- Exercise instructions: Skip the images. Copy the records exactly as written.
══ Data listing ══
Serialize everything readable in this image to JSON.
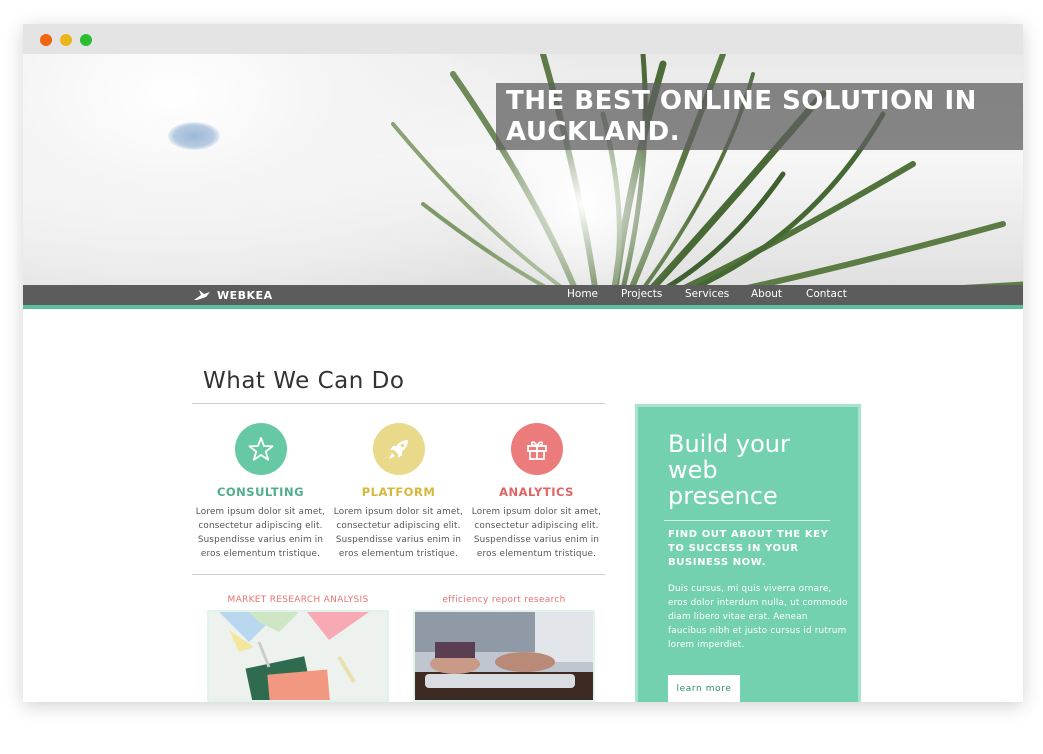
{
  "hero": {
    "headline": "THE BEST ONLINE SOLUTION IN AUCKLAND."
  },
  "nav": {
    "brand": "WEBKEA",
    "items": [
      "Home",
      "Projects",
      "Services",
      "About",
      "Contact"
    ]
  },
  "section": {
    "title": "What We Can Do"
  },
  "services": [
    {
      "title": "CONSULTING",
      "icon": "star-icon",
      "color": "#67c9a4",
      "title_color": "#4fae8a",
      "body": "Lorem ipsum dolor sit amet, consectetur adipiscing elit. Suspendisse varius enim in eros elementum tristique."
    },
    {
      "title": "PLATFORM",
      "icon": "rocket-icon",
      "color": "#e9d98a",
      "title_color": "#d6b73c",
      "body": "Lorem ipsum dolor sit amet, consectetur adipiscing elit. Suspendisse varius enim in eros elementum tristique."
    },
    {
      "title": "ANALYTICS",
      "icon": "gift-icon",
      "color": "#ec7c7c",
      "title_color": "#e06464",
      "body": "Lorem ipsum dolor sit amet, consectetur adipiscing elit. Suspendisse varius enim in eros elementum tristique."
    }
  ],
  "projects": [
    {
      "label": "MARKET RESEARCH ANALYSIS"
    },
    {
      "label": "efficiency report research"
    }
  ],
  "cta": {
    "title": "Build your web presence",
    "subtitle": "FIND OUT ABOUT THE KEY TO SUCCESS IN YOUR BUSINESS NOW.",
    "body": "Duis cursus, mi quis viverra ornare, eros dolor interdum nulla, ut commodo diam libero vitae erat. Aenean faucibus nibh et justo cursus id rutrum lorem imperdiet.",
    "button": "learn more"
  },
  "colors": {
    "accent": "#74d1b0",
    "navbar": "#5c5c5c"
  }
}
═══
- Response:
Serialize everything readable in this image to JSON.
{
  "hero": {
    "headline": "THE BEST ONLINE SOLUTION IN AUCKLAND."
  },
  "nav": {
    "brand": "WEBKEA",
    "items": [
      "Home",
      "Projects",
      "Services",
      "About",
      "Contact"
    ]
  },
  "section": {
    "title": "What We Can Do"
  },
  "services": [
    {
      "title": "CONSULTING",
      "icon": "star-icon",
      "color": "#67c9a4",
      "title_color": "#4fae8a",
      "body": "Lorem ipsum dolor sit amet, consectetur adipiscing elit. Suspendisse varius enim in eros elementum tristique."
    },
    {
      "title": "PLATFORM",
      "icon": "rocket-icon",
      "color": "#e9d98a",
      "title_color": "#d6b73c",
      "body": "Lorem ipsum dolor sit amet, consectetur adipiscing elit. Suspendisse varius enim in eros elementum tristique."
    },
    {
      "title": "ANALYTICS",
      "icon": "gift-icon",
      "color": "#ec7c7c",
      "title_color": "#e06464",
      "body": "Lorem ipsum dolor sit amet, consectetur adipiscing elit. Suspendisse varius enim in eros elementum tristique."
    }
  ],
  "projects": [
    {
      "label": "MARKET RESEARCH ANALYSIS"
    },
    {
      "label": "efficiency report research"
    }
  ],
  "cta": {
    "title": "Build your web presence",
    "subtitle": "FIND OUT ABOUT THE KEY TO SUCCESS IN YOUR BUSINESS NOW.",
    "body": "Duis cursus, mi quis viverra ornare, eros dolor interdum nulla, ut commodo diam libero vitae erat. Aenean faucibus nibh et justo cursus id rutrum lorem imperdiet.",
    "button": "learn more"
  },
  "colors": {
    "accent": "#74d1b0",
    "navbar": "#5c5c5c"
  }
}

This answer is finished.